### [Task statement]
Lines containing the string "title": how many are there below? Answer with the number only.
+++ Supplied data +++
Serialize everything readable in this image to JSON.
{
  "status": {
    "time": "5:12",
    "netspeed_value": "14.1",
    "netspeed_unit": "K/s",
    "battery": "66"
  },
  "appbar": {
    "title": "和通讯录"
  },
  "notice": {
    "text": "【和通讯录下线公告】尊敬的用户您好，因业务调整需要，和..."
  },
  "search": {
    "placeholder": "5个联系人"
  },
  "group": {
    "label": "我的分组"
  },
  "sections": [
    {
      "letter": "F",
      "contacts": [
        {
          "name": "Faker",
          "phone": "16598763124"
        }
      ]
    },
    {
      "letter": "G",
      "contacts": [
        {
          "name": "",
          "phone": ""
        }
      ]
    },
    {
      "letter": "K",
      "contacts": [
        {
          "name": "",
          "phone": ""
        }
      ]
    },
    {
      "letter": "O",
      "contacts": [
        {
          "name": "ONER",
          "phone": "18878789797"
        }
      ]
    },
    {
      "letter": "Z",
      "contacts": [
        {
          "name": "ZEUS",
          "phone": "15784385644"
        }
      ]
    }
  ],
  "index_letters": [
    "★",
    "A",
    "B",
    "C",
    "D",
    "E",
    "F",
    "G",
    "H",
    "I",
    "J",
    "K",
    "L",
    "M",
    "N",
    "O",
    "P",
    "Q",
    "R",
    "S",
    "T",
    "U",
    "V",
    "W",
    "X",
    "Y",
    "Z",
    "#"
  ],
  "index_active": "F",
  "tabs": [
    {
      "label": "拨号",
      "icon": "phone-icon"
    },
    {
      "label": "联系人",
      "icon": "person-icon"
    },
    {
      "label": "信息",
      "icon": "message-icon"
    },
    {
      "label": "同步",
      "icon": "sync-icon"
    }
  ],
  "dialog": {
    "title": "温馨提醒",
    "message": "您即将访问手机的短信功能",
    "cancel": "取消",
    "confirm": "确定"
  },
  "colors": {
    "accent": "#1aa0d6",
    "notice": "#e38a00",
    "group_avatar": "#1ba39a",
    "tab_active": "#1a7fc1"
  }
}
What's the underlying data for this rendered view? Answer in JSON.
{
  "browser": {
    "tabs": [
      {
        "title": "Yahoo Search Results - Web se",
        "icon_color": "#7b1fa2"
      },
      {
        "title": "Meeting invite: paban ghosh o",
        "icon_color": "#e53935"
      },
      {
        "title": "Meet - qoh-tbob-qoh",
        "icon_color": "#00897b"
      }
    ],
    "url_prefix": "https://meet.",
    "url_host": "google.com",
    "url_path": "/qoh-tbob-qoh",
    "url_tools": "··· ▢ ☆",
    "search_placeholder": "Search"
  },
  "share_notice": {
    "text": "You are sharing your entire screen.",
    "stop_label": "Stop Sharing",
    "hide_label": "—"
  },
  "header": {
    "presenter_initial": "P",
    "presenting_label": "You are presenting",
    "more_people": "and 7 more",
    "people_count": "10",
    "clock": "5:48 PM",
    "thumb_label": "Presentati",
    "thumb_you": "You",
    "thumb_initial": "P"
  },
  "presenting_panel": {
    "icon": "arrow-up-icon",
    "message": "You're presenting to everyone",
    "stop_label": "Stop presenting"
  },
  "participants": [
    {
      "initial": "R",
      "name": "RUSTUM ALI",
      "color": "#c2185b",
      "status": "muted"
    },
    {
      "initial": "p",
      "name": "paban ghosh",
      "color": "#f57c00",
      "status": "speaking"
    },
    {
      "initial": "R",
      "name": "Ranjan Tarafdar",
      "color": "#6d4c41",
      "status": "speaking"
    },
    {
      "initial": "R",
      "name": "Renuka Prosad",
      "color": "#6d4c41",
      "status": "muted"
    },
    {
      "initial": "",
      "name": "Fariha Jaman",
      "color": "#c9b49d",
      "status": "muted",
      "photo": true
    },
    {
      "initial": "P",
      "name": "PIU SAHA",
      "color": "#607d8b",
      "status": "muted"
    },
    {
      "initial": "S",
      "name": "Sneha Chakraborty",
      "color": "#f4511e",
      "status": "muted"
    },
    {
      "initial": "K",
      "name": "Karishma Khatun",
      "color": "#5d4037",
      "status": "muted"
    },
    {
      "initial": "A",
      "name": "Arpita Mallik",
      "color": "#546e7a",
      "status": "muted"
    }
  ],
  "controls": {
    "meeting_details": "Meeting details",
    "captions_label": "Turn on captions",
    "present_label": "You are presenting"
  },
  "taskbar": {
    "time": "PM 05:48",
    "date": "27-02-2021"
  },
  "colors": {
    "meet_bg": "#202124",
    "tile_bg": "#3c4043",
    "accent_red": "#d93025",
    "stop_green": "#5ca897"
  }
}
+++
### [Task answer]
5